16th November v. Civil Service
“In the course of this Match the opposition got in between the posts and a goal was kicked. But a dispute arising as to the scorer being offside and the kick a poster, the goal was left for discussion after the match.”
In those days it must be remembered a goal had to be kicked in order for a match to be won. Unfortunately the report does not state the result of the ‘discussion’!
1st February v. Wimbledon Hornets
The report states that when the Hornets arrived at Battersea Park they found the OPs in a disorganized state as their Captain had deserted them in order to play with a scratch team, and had taken with him another member of the Club. When at last the ground was discovered, the OPs only numbered nine men to the Hornets full team but, after the opposition had scored a goal, the Paulines were reinforced by five members of another club who apparently were without a game.

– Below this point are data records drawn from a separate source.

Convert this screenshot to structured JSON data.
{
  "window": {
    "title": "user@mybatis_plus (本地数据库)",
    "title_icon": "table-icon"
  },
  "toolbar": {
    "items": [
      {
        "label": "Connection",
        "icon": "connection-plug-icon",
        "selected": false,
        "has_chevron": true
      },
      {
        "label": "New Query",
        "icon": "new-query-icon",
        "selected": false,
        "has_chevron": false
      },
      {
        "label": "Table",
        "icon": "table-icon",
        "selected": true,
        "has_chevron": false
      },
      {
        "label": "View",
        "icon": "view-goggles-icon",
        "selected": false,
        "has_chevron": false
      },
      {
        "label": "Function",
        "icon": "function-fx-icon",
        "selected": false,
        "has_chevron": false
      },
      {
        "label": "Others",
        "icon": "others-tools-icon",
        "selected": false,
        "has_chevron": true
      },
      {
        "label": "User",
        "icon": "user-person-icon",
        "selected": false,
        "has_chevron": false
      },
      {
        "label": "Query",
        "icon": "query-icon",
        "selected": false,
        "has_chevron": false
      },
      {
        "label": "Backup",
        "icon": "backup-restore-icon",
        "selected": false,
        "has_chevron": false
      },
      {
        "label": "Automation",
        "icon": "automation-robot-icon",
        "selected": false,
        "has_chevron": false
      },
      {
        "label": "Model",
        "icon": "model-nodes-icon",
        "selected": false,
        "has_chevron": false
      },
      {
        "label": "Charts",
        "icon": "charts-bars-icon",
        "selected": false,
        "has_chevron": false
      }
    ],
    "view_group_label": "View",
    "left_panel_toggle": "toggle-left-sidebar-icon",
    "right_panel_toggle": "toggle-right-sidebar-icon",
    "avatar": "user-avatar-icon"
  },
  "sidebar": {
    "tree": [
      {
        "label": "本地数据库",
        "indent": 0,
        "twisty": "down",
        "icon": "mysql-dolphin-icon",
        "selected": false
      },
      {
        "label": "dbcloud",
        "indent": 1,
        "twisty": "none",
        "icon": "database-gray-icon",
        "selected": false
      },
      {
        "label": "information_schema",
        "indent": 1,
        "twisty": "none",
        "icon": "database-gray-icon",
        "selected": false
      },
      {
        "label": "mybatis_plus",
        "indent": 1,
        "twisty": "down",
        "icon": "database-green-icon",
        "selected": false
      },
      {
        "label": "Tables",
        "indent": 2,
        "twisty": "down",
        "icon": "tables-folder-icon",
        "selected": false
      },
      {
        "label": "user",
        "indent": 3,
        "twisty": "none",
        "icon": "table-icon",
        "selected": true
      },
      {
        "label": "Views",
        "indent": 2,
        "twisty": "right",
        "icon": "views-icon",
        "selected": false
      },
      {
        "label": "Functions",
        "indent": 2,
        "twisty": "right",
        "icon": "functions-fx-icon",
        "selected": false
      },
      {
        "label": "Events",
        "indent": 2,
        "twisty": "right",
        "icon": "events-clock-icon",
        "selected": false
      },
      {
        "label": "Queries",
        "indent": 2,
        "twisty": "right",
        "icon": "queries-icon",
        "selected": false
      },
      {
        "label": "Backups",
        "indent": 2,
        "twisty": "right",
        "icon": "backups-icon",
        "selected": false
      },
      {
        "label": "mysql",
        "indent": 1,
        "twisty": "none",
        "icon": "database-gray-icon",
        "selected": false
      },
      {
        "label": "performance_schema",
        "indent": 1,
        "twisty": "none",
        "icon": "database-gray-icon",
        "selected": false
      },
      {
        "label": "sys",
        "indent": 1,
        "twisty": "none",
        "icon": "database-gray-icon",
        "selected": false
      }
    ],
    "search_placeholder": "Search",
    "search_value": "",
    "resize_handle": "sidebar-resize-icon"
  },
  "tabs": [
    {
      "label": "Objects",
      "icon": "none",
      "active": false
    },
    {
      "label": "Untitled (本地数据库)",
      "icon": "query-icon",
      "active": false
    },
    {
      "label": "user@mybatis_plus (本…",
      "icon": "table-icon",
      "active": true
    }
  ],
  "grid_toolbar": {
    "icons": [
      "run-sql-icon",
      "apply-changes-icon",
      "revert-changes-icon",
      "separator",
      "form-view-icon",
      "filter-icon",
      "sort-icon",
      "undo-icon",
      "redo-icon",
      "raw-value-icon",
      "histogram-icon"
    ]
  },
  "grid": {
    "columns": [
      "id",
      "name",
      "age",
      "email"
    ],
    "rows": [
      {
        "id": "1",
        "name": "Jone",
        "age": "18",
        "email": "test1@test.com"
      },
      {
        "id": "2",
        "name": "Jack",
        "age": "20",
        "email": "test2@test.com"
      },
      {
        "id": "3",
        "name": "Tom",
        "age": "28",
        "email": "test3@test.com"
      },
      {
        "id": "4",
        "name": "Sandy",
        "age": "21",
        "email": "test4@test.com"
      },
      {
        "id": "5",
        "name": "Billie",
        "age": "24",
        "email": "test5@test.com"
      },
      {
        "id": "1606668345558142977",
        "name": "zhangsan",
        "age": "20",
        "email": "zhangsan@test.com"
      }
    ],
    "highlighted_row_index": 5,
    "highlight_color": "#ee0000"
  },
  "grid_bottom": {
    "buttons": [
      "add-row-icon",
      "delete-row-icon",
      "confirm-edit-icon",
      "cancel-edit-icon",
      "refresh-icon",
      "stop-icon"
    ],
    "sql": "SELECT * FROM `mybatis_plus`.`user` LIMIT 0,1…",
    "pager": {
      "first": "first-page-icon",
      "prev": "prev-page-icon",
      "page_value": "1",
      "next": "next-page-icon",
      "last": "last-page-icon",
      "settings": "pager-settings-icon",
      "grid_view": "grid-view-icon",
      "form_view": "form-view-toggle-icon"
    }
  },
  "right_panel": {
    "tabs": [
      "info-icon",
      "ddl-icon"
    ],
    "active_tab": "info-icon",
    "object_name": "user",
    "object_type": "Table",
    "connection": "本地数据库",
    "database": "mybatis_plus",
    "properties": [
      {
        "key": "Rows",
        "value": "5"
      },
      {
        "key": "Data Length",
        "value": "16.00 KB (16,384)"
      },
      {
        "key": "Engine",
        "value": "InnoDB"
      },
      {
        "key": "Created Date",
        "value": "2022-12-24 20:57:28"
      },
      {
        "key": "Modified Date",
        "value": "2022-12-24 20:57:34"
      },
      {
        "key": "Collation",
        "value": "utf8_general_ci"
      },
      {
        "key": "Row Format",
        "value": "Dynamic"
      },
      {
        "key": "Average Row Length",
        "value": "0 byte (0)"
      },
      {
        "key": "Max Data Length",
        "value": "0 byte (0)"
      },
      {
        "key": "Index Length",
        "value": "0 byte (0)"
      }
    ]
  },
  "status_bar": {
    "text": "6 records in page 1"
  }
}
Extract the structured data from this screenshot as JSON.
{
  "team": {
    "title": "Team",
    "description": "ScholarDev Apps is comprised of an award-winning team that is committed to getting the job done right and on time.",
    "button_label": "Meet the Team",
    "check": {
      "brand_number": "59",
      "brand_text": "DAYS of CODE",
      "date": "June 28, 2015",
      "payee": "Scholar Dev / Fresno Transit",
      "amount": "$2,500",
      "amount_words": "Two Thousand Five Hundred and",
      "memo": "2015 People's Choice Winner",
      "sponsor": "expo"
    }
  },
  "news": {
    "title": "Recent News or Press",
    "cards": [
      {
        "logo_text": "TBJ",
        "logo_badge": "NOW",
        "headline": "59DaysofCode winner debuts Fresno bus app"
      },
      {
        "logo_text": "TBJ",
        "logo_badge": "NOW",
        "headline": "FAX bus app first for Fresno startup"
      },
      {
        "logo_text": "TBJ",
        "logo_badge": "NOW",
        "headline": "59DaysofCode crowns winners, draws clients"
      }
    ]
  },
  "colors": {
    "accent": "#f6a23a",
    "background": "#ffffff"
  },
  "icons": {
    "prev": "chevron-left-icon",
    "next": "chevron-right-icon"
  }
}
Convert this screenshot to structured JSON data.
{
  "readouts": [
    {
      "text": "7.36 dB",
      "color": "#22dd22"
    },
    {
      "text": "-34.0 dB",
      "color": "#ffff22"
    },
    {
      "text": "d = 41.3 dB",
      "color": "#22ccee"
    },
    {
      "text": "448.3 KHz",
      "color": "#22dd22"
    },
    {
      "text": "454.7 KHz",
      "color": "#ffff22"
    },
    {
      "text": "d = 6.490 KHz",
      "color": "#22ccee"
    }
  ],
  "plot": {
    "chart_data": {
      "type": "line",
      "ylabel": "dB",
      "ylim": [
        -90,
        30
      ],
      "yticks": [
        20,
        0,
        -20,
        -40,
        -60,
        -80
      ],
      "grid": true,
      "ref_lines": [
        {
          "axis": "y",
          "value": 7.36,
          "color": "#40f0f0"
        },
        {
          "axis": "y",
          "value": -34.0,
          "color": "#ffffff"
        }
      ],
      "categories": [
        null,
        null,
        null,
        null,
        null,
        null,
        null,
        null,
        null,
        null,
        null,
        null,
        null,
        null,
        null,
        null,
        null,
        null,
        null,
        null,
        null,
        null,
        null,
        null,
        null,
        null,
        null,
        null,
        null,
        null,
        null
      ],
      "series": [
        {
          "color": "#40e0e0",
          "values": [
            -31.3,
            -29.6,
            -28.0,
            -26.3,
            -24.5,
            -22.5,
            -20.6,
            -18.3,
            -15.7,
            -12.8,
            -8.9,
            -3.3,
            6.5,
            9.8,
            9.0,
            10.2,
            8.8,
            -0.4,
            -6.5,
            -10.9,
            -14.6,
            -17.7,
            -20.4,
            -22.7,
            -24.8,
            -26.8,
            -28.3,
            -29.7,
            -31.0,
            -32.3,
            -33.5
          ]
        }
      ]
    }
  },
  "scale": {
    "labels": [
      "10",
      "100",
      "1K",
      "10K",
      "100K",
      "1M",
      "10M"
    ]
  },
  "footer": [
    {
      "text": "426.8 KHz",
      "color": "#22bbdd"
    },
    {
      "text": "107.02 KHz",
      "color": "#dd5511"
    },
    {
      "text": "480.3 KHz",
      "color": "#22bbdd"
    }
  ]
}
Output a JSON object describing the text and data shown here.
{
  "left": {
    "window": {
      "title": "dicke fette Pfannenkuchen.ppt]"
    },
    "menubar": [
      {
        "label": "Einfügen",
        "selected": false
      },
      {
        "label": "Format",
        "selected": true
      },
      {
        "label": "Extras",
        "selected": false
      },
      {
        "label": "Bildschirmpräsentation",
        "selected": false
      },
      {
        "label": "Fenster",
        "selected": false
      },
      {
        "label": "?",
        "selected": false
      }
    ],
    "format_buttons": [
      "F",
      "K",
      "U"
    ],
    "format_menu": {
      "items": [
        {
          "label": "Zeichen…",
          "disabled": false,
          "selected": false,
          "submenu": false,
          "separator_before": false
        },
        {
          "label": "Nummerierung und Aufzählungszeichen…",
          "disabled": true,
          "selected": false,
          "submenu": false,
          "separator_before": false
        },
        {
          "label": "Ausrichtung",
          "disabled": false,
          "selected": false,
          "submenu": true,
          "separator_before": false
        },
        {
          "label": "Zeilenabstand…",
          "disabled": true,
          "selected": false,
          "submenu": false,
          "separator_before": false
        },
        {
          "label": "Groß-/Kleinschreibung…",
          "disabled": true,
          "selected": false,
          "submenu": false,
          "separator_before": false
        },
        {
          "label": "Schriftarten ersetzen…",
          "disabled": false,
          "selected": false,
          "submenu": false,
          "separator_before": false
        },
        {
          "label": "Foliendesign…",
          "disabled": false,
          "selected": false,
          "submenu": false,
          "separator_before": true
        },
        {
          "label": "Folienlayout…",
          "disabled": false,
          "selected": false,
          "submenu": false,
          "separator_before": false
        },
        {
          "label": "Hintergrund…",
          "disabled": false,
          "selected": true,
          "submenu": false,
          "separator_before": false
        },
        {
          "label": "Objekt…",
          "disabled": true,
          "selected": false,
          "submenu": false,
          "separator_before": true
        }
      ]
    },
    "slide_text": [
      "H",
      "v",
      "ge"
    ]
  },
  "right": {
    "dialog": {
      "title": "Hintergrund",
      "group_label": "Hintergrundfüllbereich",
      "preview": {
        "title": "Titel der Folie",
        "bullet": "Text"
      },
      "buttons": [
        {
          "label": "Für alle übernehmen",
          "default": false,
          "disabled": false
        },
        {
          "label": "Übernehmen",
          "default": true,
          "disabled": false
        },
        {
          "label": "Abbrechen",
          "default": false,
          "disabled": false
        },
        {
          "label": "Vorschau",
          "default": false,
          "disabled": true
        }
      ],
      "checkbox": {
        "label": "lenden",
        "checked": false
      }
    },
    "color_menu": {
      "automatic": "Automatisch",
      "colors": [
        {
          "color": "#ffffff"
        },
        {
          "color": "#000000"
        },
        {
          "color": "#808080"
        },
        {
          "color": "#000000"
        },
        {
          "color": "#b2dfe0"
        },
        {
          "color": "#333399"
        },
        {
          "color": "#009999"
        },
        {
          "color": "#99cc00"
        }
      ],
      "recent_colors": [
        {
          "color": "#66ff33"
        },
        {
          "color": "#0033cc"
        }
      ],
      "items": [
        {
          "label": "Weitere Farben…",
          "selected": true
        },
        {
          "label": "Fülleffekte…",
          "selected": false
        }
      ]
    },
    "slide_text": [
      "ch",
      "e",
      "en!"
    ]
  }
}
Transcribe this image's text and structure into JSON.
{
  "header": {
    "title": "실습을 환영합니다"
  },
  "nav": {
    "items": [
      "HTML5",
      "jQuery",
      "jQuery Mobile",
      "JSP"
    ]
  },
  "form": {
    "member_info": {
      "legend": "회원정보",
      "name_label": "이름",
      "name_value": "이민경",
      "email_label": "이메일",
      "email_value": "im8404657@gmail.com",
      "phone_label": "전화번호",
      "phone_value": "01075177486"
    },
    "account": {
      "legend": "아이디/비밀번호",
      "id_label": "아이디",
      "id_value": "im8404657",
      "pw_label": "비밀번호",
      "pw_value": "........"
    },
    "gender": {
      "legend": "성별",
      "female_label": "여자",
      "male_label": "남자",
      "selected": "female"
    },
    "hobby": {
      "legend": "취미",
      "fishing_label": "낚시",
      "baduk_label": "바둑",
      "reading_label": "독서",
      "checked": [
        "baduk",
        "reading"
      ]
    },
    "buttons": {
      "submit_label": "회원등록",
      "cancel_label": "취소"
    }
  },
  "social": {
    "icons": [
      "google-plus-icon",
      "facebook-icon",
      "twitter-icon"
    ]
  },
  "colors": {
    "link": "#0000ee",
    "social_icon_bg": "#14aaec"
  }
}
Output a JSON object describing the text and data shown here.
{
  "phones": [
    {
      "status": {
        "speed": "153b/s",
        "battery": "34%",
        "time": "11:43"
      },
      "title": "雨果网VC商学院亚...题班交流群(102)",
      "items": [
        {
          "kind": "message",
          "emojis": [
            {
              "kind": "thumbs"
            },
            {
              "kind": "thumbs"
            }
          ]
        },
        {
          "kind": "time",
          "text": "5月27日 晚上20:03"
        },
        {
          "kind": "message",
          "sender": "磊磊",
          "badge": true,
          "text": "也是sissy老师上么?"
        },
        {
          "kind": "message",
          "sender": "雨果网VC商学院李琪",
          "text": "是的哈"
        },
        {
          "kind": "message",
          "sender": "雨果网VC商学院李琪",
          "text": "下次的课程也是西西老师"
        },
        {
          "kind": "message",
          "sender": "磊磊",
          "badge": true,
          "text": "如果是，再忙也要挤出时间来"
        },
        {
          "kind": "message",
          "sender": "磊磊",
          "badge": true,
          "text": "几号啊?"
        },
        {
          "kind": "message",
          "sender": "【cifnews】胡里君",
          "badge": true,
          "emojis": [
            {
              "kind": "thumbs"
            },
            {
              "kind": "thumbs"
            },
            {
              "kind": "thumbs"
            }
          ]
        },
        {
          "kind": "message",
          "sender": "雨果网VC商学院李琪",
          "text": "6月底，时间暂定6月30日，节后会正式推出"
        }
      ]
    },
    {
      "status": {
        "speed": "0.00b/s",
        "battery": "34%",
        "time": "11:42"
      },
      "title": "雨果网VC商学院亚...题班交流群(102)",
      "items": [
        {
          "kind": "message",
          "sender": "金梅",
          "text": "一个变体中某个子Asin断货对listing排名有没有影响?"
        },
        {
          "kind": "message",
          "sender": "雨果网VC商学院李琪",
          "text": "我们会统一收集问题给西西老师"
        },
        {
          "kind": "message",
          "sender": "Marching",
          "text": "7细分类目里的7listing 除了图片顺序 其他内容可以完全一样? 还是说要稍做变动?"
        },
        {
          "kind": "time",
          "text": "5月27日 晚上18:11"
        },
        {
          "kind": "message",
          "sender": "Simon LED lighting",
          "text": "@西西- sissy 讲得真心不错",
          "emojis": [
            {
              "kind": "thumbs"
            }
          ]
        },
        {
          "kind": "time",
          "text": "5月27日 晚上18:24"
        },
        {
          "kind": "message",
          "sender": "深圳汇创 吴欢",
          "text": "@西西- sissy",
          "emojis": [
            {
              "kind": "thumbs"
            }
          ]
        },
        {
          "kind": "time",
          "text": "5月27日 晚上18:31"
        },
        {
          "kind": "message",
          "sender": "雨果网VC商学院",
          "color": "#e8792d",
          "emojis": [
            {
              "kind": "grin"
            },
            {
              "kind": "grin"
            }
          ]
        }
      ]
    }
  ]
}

In the early days the Club varied between a full fixture list and one confined mainly to the vacation period – presumably because most of the players were up at one or other of the Universities.
During 1900/1901, the Old Paulines produced what must certainly have been one of their strongest ever sides as it included RO Schwarz of Cambridge and England (and a South African cricketer), four other ‘Blues’ and the Captain JH Harris who played for Middlesex.
In 1910 CM Roberts, a fine forward in his day, put the Club on a sounder footing with a strong nucleus of players including LPB Merriam, an Oxford Blue whose later England caps are in the Clubhouse.
During the First World War no football was played, of course, but in 1919 Roberts, together with WD Ramsay, re-started affairs and the Club recovered almost at once despite the heavy losses which it, in common with most sporting clubs, had suffered. Shortly after this, Hylton Cleaver, a well known sporting journalist became Hon. Secretary and Match Secretary (and later Chairman). IMB Stuart, an Irish International and a brilliant coach at St. Paul’s for two years, produced sides on whom the OPFC lived for the next decade.
The OPs gradually became a club who could and did hold their own with some of the best in the country. During this period they played matches against clubs such as Newport, Llanelli, Neath, Bristol, Richmond, Blackheath, Gloucester, Coventry and Bridgend, whilst Northampton, Liverpool, Plymouth Albion and Bath were regular opponents for many years.
The fixture with Bath was due to the same CM Roberts who was then agent for the Duchy of Cornwall Estates in the district and a Vice-President of both Clubs and who always arranged a magnificent day in the country on the Sunday after the match to dispel hangovers.
Of these first class provincial fixtures particular mention must be made of Bedford whom the OPs met each Boxing Day up until 1993. It is thought that the origins of this match go back to 1890s when the Old Paulines and Old Bedfordians used to combine to play a Boxing Day match against United Hospitals. On one occasion in the 1930s, the OPs for some reason did not go to Bedford on Boxing Day but travelled to Plymouth instead – and paid for it. After leaving London on the evening of Christmas Day and arriving at Plymouth after midnight to discover that they were lodging in a Temperance hotel, they woke some hours later to find several inches of snow had fallen in the meantime. The ground being unplayable, they returned with nothing to show for their wasted journey.